---- TASK MATERIAL
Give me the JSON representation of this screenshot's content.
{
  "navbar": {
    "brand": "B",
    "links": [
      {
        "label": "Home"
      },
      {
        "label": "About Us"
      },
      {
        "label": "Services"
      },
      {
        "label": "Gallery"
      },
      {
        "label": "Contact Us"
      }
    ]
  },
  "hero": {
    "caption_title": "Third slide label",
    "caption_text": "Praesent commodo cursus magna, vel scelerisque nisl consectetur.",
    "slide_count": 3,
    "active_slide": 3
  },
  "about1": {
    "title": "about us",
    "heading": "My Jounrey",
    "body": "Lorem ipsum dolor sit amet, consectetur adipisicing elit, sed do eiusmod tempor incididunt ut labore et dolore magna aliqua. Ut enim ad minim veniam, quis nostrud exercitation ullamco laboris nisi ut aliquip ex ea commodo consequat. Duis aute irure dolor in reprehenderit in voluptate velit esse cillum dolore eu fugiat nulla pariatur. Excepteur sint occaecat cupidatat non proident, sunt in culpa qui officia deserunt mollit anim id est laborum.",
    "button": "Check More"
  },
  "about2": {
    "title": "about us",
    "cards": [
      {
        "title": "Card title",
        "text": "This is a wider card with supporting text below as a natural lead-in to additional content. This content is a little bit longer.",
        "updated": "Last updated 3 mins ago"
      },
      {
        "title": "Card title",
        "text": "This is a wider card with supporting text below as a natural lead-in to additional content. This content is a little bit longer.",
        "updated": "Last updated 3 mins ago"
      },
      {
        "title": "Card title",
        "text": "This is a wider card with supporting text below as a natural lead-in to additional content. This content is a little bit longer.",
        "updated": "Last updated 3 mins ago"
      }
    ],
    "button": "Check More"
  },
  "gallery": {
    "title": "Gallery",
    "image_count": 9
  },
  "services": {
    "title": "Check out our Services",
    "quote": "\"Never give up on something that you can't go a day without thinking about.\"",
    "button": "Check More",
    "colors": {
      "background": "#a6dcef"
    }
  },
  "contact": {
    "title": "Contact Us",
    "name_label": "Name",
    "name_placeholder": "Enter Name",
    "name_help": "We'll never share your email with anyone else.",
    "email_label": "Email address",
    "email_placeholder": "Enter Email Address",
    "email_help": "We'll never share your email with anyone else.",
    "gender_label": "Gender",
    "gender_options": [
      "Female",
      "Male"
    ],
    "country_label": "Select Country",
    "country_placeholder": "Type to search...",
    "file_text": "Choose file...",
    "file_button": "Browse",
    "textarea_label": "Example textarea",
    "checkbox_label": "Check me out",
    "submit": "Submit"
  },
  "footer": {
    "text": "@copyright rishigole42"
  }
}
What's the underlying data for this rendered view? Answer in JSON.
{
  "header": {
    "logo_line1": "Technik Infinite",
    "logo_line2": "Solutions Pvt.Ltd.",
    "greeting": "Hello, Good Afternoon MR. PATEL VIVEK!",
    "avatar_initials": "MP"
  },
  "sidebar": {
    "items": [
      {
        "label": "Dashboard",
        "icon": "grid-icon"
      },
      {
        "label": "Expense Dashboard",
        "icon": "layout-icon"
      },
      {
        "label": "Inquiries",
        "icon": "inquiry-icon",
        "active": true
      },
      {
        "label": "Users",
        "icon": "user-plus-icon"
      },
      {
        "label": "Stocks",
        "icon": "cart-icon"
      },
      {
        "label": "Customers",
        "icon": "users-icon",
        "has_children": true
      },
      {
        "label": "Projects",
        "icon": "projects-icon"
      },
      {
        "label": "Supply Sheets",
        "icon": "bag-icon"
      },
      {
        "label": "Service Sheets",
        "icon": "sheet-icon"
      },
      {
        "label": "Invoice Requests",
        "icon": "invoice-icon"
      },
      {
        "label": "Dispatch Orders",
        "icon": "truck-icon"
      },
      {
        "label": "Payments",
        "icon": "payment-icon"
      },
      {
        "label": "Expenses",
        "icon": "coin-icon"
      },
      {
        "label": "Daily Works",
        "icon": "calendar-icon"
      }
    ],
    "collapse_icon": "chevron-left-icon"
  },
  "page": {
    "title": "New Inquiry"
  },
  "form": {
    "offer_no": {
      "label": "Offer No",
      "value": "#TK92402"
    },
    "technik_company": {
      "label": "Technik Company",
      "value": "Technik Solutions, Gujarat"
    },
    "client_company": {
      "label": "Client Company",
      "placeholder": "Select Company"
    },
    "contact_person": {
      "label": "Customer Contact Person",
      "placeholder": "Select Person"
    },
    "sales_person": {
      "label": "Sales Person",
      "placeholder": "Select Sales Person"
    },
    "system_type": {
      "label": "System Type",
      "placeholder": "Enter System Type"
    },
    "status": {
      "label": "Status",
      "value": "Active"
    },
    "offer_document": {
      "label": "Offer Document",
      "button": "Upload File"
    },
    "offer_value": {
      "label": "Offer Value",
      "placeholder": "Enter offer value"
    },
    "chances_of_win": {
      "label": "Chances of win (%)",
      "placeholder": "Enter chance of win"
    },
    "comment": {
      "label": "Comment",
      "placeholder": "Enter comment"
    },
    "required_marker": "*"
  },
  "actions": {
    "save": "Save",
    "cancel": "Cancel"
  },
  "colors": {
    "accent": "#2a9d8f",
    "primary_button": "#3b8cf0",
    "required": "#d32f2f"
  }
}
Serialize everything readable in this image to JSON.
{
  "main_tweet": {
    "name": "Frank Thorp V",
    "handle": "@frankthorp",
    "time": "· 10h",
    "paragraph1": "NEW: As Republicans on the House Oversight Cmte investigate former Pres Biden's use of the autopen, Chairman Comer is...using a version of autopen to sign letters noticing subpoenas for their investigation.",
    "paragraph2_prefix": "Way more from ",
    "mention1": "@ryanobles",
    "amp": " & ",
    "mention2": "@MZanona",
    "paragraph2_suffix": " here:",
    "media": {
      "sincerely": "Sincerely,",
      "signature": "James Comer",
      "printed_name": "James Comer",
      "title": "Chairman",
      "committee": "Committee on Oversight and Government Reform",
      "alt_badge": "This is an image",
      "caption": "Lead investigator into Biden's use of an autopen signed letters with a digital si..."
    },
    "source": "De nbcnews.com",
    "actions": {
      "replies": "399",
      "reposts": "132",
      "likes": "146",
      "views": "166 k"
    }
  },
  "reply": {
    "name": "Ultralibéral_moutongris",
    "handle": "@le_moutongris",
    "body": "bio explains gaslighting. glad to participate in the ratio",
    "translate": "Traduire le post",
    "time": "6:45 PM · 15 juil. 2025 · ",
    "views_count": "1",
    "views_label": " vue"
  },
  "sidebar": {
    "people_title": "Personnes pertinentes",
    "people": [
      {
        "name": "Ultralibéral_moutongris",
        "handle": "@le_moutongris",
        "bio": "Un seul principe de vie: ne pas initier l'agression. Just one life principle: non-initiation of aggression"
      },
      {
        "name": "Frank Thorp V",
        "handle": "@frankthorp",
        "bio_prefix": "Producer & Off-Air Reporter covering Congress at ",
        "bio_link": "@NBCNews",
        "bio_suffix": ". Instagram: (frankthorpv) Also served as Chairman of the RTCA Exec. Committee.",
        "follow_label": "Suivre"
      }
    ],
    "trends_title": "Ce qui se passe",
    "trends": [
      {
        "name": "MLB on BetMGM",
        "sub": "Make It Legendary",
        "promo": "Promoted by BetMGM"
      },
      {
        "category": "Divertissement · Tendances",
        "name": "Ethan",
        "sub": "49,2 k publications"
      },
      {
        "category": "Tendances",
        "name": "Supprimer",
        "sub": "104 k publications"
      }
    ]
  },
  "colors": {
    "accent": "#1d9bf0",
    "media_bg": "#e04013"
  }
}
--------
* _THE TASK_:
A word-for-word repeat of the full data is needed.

* _ANSWER BELOW_:
Give me the JSON representation of this screenshot's content.
{
  "navbar": {
    "brand": "B",
    "links": [
      {
        "label": "Home"
      },
      {
        "label": "About Us"
      },
      {
        "label": "Services"
      },
      {
        "label": "Gallery"
      },
      {
        "label": "Contact Us"
      }
    ]
  },
  "hero": {
    "caption_title": "Third slide label",
    "caption_text": "Praesent commodo cursus magna, vel scelerisque nisl consectetur.",
    "slide_count": 3,
    "active_slide": 3
  },
  "about1": {
    "title": "about us",
    "heading": "My Jounrey",
    "body": "Lorem ipsum dolor sit amet, consectetur adipisicing elit, sed do eiusmod tempor incididunt ut labore et dolore magna aliqua. Ut enim ad minim veniam, quis nostrud exercitation ullamco laboris nisi ut aliquip ex ea commodo consequat. Duis aute irure dolor in reprehenderit in voluptate velit esse cillum dolore eu fugiat nulla pariatur. Excepteur sint occaecat cupidatat non proident, sunt in culpa qui officia deserunt mollit anim id est laborum.",
    "button": "Check More"
  },
  "about2": {
    "title": "about us",
    "cards": [
      {
        "title": "Card title",
        "text": "This is a wider card with supporting text below as a natural lead-in to additional content. This content is a little bit longer.",
        "updated": "Last updated 3 mins ago"
      },
      {
        "title": "Card title",
        "text": "This is a wider card with supporting text below as a natural lead-in to additional content. This content is a little bit longer.",
        "updated": "Last updated 3 mins ago"
      },
      {
        "title": "Card title",
        "text": "This is a wider card with supporting text below as a natural lead-in to additional content. This content is a little bit longer.",
        "updated": "Last updated 3 mins ago"
      }
    ],
    "button": "Check More"
  },
  "gallery": {
    "title": "Gallery",
    "image_count": 9
  },
  "services": {
    "title": "Check out our Services",
    "quote": "\"Never give up on something that you can't go a day without thinking about.\"",
    "button": "Check More",
    "colors": {
      "background": "#a6dcef"
    }
  },
  "contact": {
    "title": "Contact Us",
    "name_label": "Name",
    "name_placeholder": "Enter Name",
    "name_help": "We'll never share your email with anyone else.",
    "email_label": "Email address",
    "email_placeholder": "Enter Email Address",
    "email_help": "We'll never share your email with anyone else.",
    "gender_label": "Gender",
    "gender_options": [
      "Female",
      "Male"
    ],
    "country_label": "Select Country",
    "country_placeholder": "Type to search...",
    "file_text": "Choose file...",
    "file_button": "Browse",
    "textarea_label": "Example textarea",
    "checkbox_label": "Check me out",
    "submit": "Submit"
  },
  "footer": {
    "text": "@copyright rishigole42"
  }
}
What's the underlying data for this rendered view? Answer in JSON.
{
  "header": {
    "logo_line1": "Technik Infinite",
    "logo_line2": "Solutions Pvt.Ltd.",
    "greeting": "Hello, Good Afternoon MR. PATEL VIVEK!",
    "avatar_initials": "MP"
  },
  "sidebar": {
    "items": [
      {
        "label": "Dashboard",
        "icon": "grid-icon"
      },
      {
        "label": "Expense Dashboard",
        "icon": "layout-icon"
      },
      {
        "label": "Inquiries",
        "icon": "inquiry-icon",
        "active": true
      },
      {
        "label": "Users",
        "icon": "user-plus-icon"
      },
      {
        "label": "Stocks",
        "icon": "cart-icon"
      },
      {
        "label": "Customers",
        "icon": "users-icon",
        "has_children": true
      },
      {
        "label": "Projects",
        "icon": "projects-icon"
      },
      {
        "label": "Supply Sheets",
        "icon": "bag-icon"
      },
      {
        "label": "Service Sheets",
        "icon": "sheet-icon"
      },
      {
        "label": "Invoice Requests",
        "icon": "invoice-icon"
      },
      {
        "label": "Dispatch Orders",
        "icon": "truck-icon"
      },
      {
        "label": "Payments",
        "icon": "payment-icon"
      },
      {
        "label": "Expenses",
        "icon": "coin-icon"
      },
      {
        "label": "Daily Works",
        "icon": "calendar-icon"
      }
    ],
    "collapse_icon": "chevron-left-icon"
  },
  "page": {
    "title": "New Inquiry"
  },
  "form": {
    "offer_no": {
      "label": "Offer No",
      "value": "#TK92402"
    },
    "technik_company": {
      "label": "Technik Company",
      "value": "Technik Solutions, Gujarat"
    },
    "client_company": {
      "label": "Client Company",
      "placeholder": "Select Company"
    },
    "contact_person": {
      "label": "Customer Contact Person",
      "placeholder": "Select Person"
    },
    "sales_person": {
      "label": "Sales Person",
      "placeholder": "Select Sales Person"
    },
    "system_type": {
      "label": "System Type",
      "placeholder": "Enter System Type"
    },
    "status": {
      "label": "Status",
      "value": "Active"
    },
    "offer_document": {
      "label": "Offer Document",
      "button": "Upload File"
    },
    "offer_value": {
      "label": "Offer Value",
      "placeholder": "Enter offer value"
    },
    "chances_of_win": {
      "label": "Chances of win (%)",
      "placeholder": "Enter chance of win"
    },
    "comment": {
      "label": "Comment",
      "placeholder": "Enter comment"
    },
    "required_marker": "*"
  },
  "actions": {
    "save": "Save",
    "cancel": "Cancel"
  },
  "colors": {
    "accent": "#2a9d8f",
    "primary_button": "#3b8cf0",
    "required": "#d32f2f"
  }
}
Serialize everything readable in this image to JSON.
{
  "main_tweet": {
    "name": "Frank Thorp V",
    "handle": "@frankthorp",
    "time": "· 10h",
    "paragraph1": "NEW: As Republicans on the House Oversight Cmte investigate former Pres Biden's use of the autopen, Chairman Comer is...using a version of autopen to sign letters noticing subpoenas for their investigation.",
    "paragraph2_prefix": "Way more from ",
    "mention1": "@ryanobles",
    "amp": " & ",
    "mention2": "@MZanona",
    "paragraph2_suffix": " here:",
    "media": {
      "sincerely": "Sincerely,",
      "signature": "James Comer",
      "printed_name": "James Comer",
      "title": "Chairman",
      "committee": "Committee on Oversight and Government Reform",
      "alt_badge": "This is an image",
      "caption": "Lead investigator into Biden's use of an autopen signed letters with a digital si..."
    },
    "source": "De nbcnews.com",
    "actions": {
      "replies": "399",
      "reposts": "132",
      "likes": "146",
      "views": "166 k"
    }
  },
  "reply": {
    "name": "Ultralibéral_moutongris",
    "handle": "@le_moutongris",
    "body": "bio explains gaslighting. glad to participate in the ratio",
    "translate": "Traduire le post",
    "time": "6:45 PM · 15 juil. 2025 · ",
    "views_count": "1",
    "views_label": " vue"
  },
  "sidebar": {
    "people_title": "Personnes pertinentes",
    "people": [
      {
        "name": "Ultralibéral_moutongris",
        "handle": "@le_moutongris",
        "bio": "Un seul principe de vie: ne pas initier l'agression. Just one life principle: non-initiation of aggression"
      },
      {
        "name": "Frank Thorp V",
        "handle": "@frankthorp",
        "bio_prefix": "Producer & Off-Air Reporter covering Congress at ",
        "bio_link": "@NBCNews",
        "bio_suffix": ". Instagram: (frankthorpv) Also served as Chairman of the RTCA Exec. Committee.",
        "follow_label": "Suivre"
      }
    ],
    "trends_title": "Ce qui se passe",
    "trends": [
      {
        "name": "MLB on BetMGM",
        "sub": "Make It Legendary",
        "promo": "Promoted by BetMGM"
      },
      {
        "category": "Divertissement · Tendances",
        "name": "Ethan",
        "sub": "49,2 k publications"
      },
      {
        "category": "Tendances",
        "name": "Supprimer",
        "sub": "104 k publications"
      }
    ]
  },
  "colors": {
    "accent": "#1d9bf0",
    "media_bg": "#e04013"
  }
}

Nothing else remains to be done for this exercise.